Spanish Bioethics Committee calls euthanasia a murder
According to the Spanish Committee, there are solid health, ethical, legal, economic and social reasons to reject euthanasia and assisted suicide.
Members of the Spanish Bioethics Committee have unanimously opposed a euthanasia bill, warning the country's government that the proposed legislation would oblige doctors to commit murder, Crux reported.
A 74-page report by the committee accountable to the Ministry of Health, Welfare and Equality stated that there are "solid health, ethical, legal, economic and social reasons" to reject euthanasia and assisted suicide.
“The legalization of euthanasia and/or assisted suicide implies the initiation of the devaluing of human life, the frontiers of which are difficult to predict,” the report says.

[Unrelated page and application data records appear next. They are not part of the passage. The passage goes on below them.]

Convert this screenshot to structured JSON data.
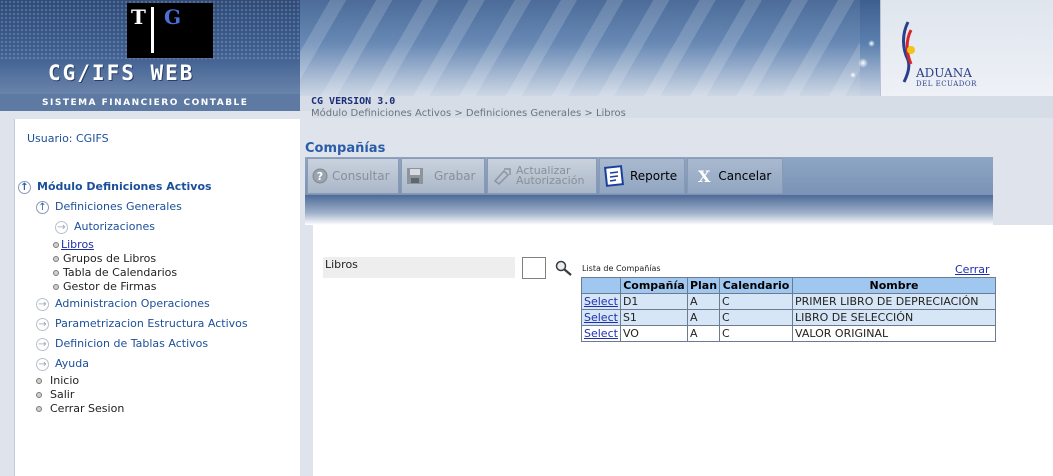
{
  "header": {
    "logo_letters": [
      "T",
      "G"
    ],
    "app_title": "CG/IFS WEB",
    "app_subtitle": "SISTEMA FINANCIERO CONTABLE",
    "version": "CG VERSION 3.0",
    "breadcrumb": "Módulo Definiciones Activos > Definiciones Generales > Libros",
    "org_name": "ADUANA",
    "org_subtitle": "DEL ECUADOR"
  },
  "sidebar": {
    "user": "Usuario: CGIFS",
    "module": "Módulo Definiciones Activos",
    "items": [
      {
        "label": "Definiciones Generales"
      },
      {
        "label": "Autorizaciones"
      },
      {
        "label": "Libros"
      },
      {
        "label": "Grupos de Libros"
      },
      {
        "label": "Tabla de Calendarios"
      },
      {
        "label": "Gestor de Firmas"
      },
      {
        "label": "Administracion Operaciones"
      },
      {
        "label": "Parametrizacion Estructura Activos"
      },
      {
        "label": "Definicion de Tablas Activos"
      },
      {
        "label": "Ayuda"
      },
      {
        "label": "Inicio"
      },
      {
        "label": "Salir"
      },
      {
        "label": "Cerrar Sesion"
      }
    ]
  },
  "main": {
    "title": "Compañías",
    "toolbar": {
      "consultar": "Consultar",
      "grabar": "Grabar",
      "actualizar_1": "Actualizar",
      "actualizar_2": "Autorización",
      "reporte": "Reporte",
      "cancelar": "Cancelar"
    },
    "form": {
      "libros_label": "Libros",
      "libros_value": ""
    },
    "lookup": {
      "title": "Lista de Compañías",
      "close": "Cerrar",
      "columns": [
        "",
        "Compañía",
        "Plan",
        "Calendario",
        "Nombre"
      ],
      "rows": [
        {
          "select": "Select",
          "compania": "D1",
          "plan": "A",
          "calendario": "C",
          "nombre": "PRIMER LIBRO DE DEPRECIACIÓN"
        },
        {
          "select": "Select",
          "compania": "S1",
          "plan": "A",
          "calendario": "C",
          "nombre": "LIBRO DE SELECCIÓN"
        },
        {
          "select": "Select",
          "compania": "VO",
          "plan": "A",
          "calendario": "C",
          "nombre": "VALOR ORIGINAL"
        }
      ]
    }
  },
  "colors": {
    "accent": "#2b5ca8",
    "table_header": "#9fc7f0",
    "table_alt_row": "#d7e6f6",
    "link": "#1c2fb0"
  },
  "icons": {
    "consultar": "question-icon",
    "grabar": "save-icon",
    "actualizar": "update-icon",
    "reporte": "report-icon",
    "cancelar": "close-icon",
    "search": "magnifier-icon"
  }
}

The document says that “euthanasia and assisted suicide are not signs of progress but rather a regression of civilization,” and “in the context in which the value of human life is often conditioned by criteria of social utility, economic interest, family responsibilities ... the legalization of early death would add a new set of problems."
The committee recommended that instead of enshrining euthanasia as a right, the government should instead draw up a protocol for "palliative sedation" to deal with cases of extreme suffering.
Members of the organization also warned the government that a euthanasia law would give a new "power of death" to medical professionals, whose role in healing the sick would be "substantially altered" by a duty to kill or assist in suicides.
Earlier, the UOJ wrote that according to the study, 20 people a day commit euthanasia in the Netherlands.